• Work required
Copy every line that contains the string "Iniciación" from the entries below.

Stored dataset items
========

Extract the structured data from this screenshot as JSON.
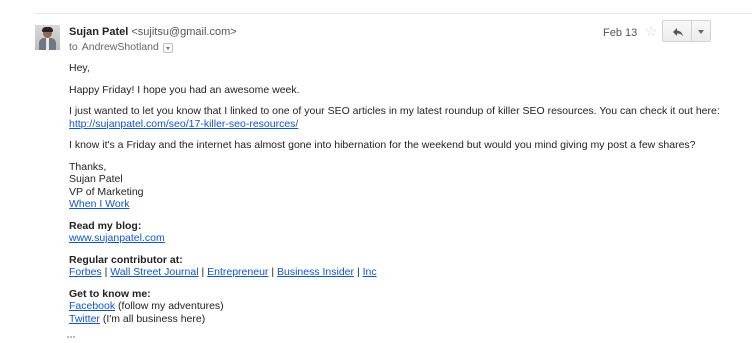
{
  "email": {
    "sender_name": "Sujan Patel",
    "sender_email": "<sujitsu@gmail.com>",
    "to_prefix": "to",
    "recipient": "AndrewShotland",
    "date": "Feb 13"
  },
  "body": {
    "greeting": "Hey,",
    "line1": "Happy Friday! I hope you had an awesome week.",
    "line2_text": "I just wanted to let you know that I linked to one of your SEO articles in my latest roundup of killer SEO resources. You can check it out here: ",
    "line2_link": "http://sujanpatel.com/seo/17-killer-seo-resources/",
    "line3": "I know it's a Friday and the internet has almost gone into hibernation for the weekend but would you mind giving my post a few shares?",
    "sig_thanks": "Thanks,",
    "sig_name": "Sujan Patel",
    "sig_title": "VP of Marketing",
    "sig_company": "When I Work",
    "blog_label": "Read my blog:",
    "blog_link": "www.sujanpatel.com",
    "contrib_label": "Regular contributor at:",
    "contrib_links": [
      "Forbes",
      "Wall Street Journal",
      "Entrepreneur",
      "Business Insider",
      "Inc"
    ],
    "contrib_sep": " | ",
    "know_label": "Get to know me:",
    "facebook_link": "Facebook",
    "facebook_note": " (follow my adventures)",
    "twitter_link": "Twitter",
    "twitter_note": " (I'm all business here)"
  },
  "icons": {
    "star": "star-icon",
    "reply": "reply-icon",
    "more": "chevron-down-icon",
    "recipient_details": "chevron-down-icon"
  }
}
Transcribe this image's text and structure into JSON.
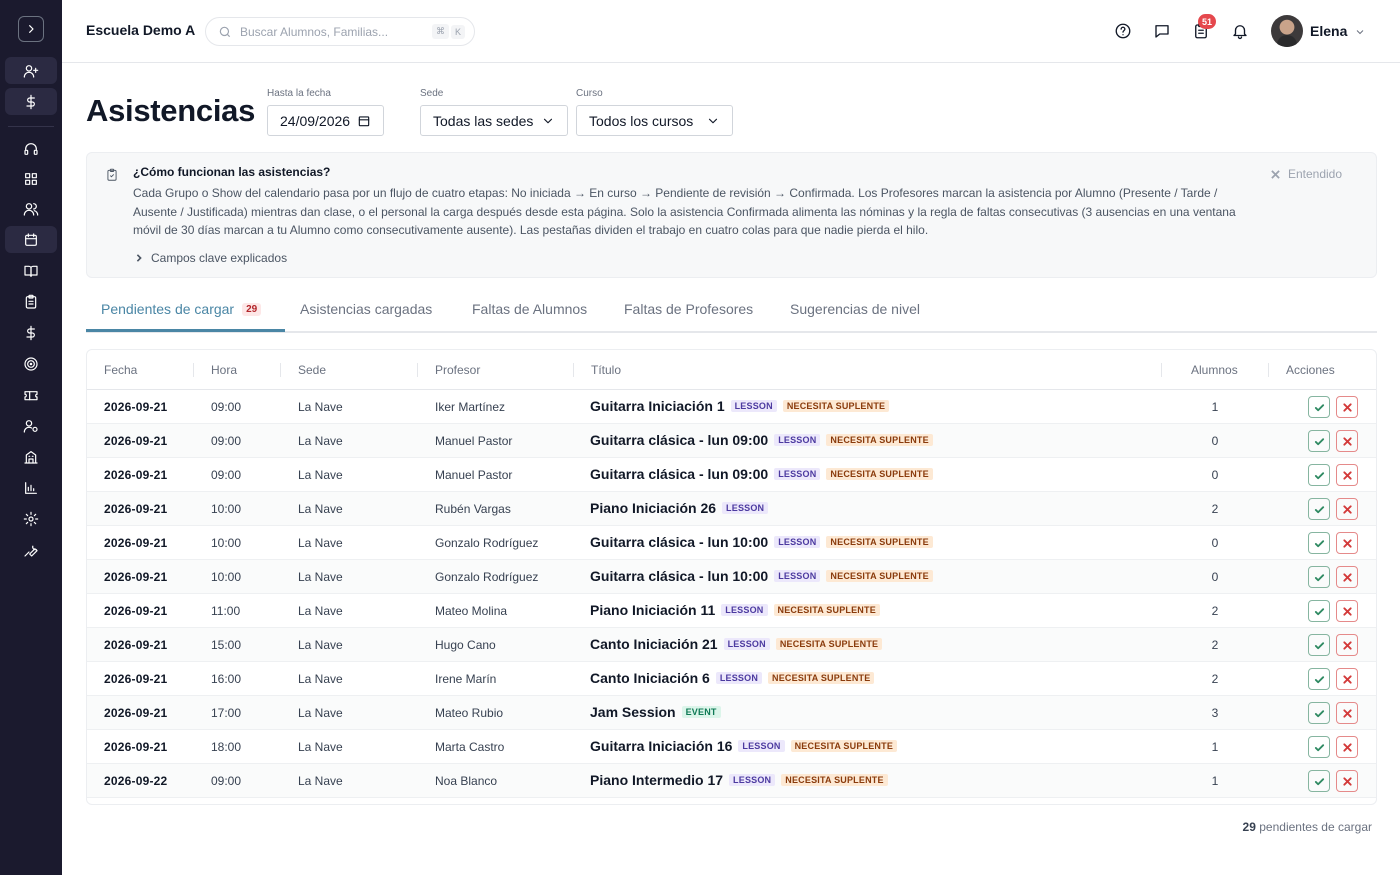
{
  "header": {
    "school_name": "Escuela Demo A",
    "search_placeholder": "Buscar Alumnos, Familias...",
    "search_shortcut": [
      "⌘",
      "K"
    ],
    "tasks_badge": "51",
    "user_name": "Elena"
  },
  "sidebar": {
    "items": [
      {
        "icon": "user-plus-icon"
      },
      {
        "icon": "dollar-icon"
      },
      {
        "icon": "headset-icon"
      },
      {
        "icon": "dashboard-grid-icon"
      },
      {
        "icon": "users-icon"
      },
      {
        "icon": "calendar-icon",
        "active": true
      },
      {
        "icon": "book-icon"
      },
      {
        "icon": "clipboard-icon"
      },
      {
        "icon": "dollar-icon"
      },
      {
        "icon": "target-icon"
      },
      {
        "icon": "ticket-icon"
      },
      {
        "icon": "user-settings-icon"
      },
      {
        "icon": "building-icon"
      },
      {
        "icon": "bar-chart-icon"
      },
      {
        "icon": "gear-icon"
      },
      {
        "icon": "wrench-icon"
      }
    ]
  },
  "page": {
    "title": "Asistencias",
    "filters": {
      "date_label": "Hasta la fecha",
      "date_value": "24/09/2026",
      "site_label": "Sede",
      "site_value": "Todas las sedes",
      "course_label": "Curso",
      "course_value": "Todos los cursos"
    }
  },
  "info": {
    "title": "¿Cómo funcionan las asistencias?",
    "body": "Cada Grupo o Show del calendario pasa por un flujo de cuatro etapas: No iniciada → En curso → Pendiente de revisión → Confirmada. Los Profesores marcan la asistencia por Alumno (Presente / Tarde / Ausente / Justificada) mientras dan clase, o el personal la carga después desde esta página. Solo la asistencia Confirmada alimenta las nóminas y la regla de faltas consecutivas (3 ausencias en una ventana móvil de 30 días marcan a tu Alumno como consecutivamente ausente). Las pestañas dividen el trabajo en cuatro colas para que nadie pierda el hilo.",
    "dismiss": "Entendido",
    "more": "Campos clave explicados"
  },
  "tabs": [
    {
      "label": "Pendientes de cargar",
      "badge": "29",
      "active": true
    },
    {
      "label": "Asistencias cargadas"
    },
    {
      "label": "Faltas de Alumnos"
    },
    {
      "label": "Faltas de Profesores"
    },
    {
      "label": "Sugerencias de nivel"
    }
  ],
  "table": {
    "columns": {
      "fecha": "Fecha",
      "hora": "Hora",
      "sede": "Sede",
      "profesor": "Profesor",
      "titulo": "Título",
      "alumnos": "Alumnos",
      "acciones": "Acciones"
    },
    "rows": [
      {
        "fecha": "2026-09-21",
        "hora": "09:00",
        "sede": "La Nave",
        "profesor": "Iker Martínez",
        "titulo": "Guitarra Iniciación 1",
        "tags": [
          "LESSON",
          "NECESITA SUPLENTE"
        ],
        "alumnos": "1"
      },
      {
        "fecha": "2026-09-21",
        "hora": "09:00",
        "sede": "La Nave",
        "profesor": "Manuel Pastor",
        "titulo": "Guitarra clásica - lun 09:00",
        "tags": [
          "LESSON",
          "NECESITA SUPLENTE"
        ],
        "alumnos": "0"
      },
      {
        "fecha": "2026-09-21",
        "hora": "09:00",
        "sede": "La Nave",
        "profesor": "Manuel Pastor",
        "titulo": "Guitarra clásica - lun 09:00",
        "tags": [
          "LESSON",
          "NECESITA SUPLENTE"
        ],
        "alumnos": "0"
      },
      {
        "fecha": "2026-09-21",
        "hora": "10:00",
        "sede": "La Nave",
        "profesor": "Rubén Vargas",
        "titulo": "Piano Iniciación 26",
        "tags": [
          "LESSON"
        ],
        "alumnos": "2"
      },
      {
        "fecha": "2026-09-21",
        "hora": "10:00",
        "sede": "La Nave",
        "profesor": "Gonzalo Rodríguez",
        "titulo": "Guitarra clásica - lun 10:00",
        "tags": [
          "LESSON",
          "NECESITA SUPLENTE"
        ],
        "alumnos": "0"
      },
      {
        "fecha": "2026-09-21",
        "hora": "10:00",
        "sede": "La Nave",
        "profesor": "Gonzalo Rodríguez",
        "titulo": "Guitarra clásica - lun 10:00",
        "tags": [
          "LESSON",
          "NECESITA SUPLENTE"
        ],
        "alumnos": "0"
      },
      {
        "fecha": "2026-09-21",
        "hora": "11:00",
        "sede": "La Nave",
        "profesor": "Mateo Molina",
        "titulo": "Piano Iniciación 11",
        "tags": [
          "LESSON",
          "NECESITA SUPLENTE"
        ],
        "alumnos": "2"
      },
      {
        "fecha": "2026-09-21",
        "hora": "15:00",
        "sede": "La Nave",
        "profesor": "Hugo Cano",
        "titulo": "Canto Iniciación 21",
        "tags": [
          "LESSON",
          "NECESITA SUPLENTE"
        ],
        "alumnos": "2"
      },
      {
        "fecha": "2026-09-21",
        "hora": "16:00",
        "sede": "La Nave",
        "profesor": "Irene Marín",
        "titulo": "Canto Iniciación 6",
        "tags": [
          "LESSON",
          "NECESITA SUPLENTE"
        ],
        "alumnos": "2"
      },
      {
        "fecha": "2026-09-21",
        "hora": "17:00",
        "sede": "La Nave",
        "profesor": "Mateo Rubio",
        "titulo": "Jam Session",
        "tags": [
          "EVENT"
        ],
        "alumnos": "3"
      },
      {
        "fecha": "2026-09-21",
        "hora": "18:00",
        "sede": "La Nave",
        "profesor": "Marta Castro",
        "titulo": "Guitarra Iniciación 16",
        "tags": [
          "LESSON",
          "NECESITA SUPLENTE"
        ],
        "alumnos": "1"
      },
      {
        "fecha": "2026-09-22",
        "hora": "09:00",
        "sede": "La Nave",
        "profesor": "Noa Blanco",
        "titulo": "Piano Intermedio 17",
        "tags": [
          "LESSON",
          "NECESITA SUPLENTE"
        ],
        "alumnos": "1"
      }
    ]
  },
  "footer": {
    "count": "29",
    "count_label": "pendientes de cargar"
  },
  "colors": {
    "sidebar_bg": "#1b1a2e",
    "accent": "#4a86a5",
    "badge_red": "#e5484d",
    "confirm_green": "#2f8a62",
    "reject_red": "#d33a3a"
  }
}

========

• Expected answer
        "titulo": "Guitarra Iniciación 1",
        "titulo": "Piano Iniciación 26",
        "titulo": "Piano Iniciación 11",
        "titulo": "Canto Iniciación 21",
        "titulo": "Canto Iniciación 6",
        "titulo": "Guitarra Iniciación 16",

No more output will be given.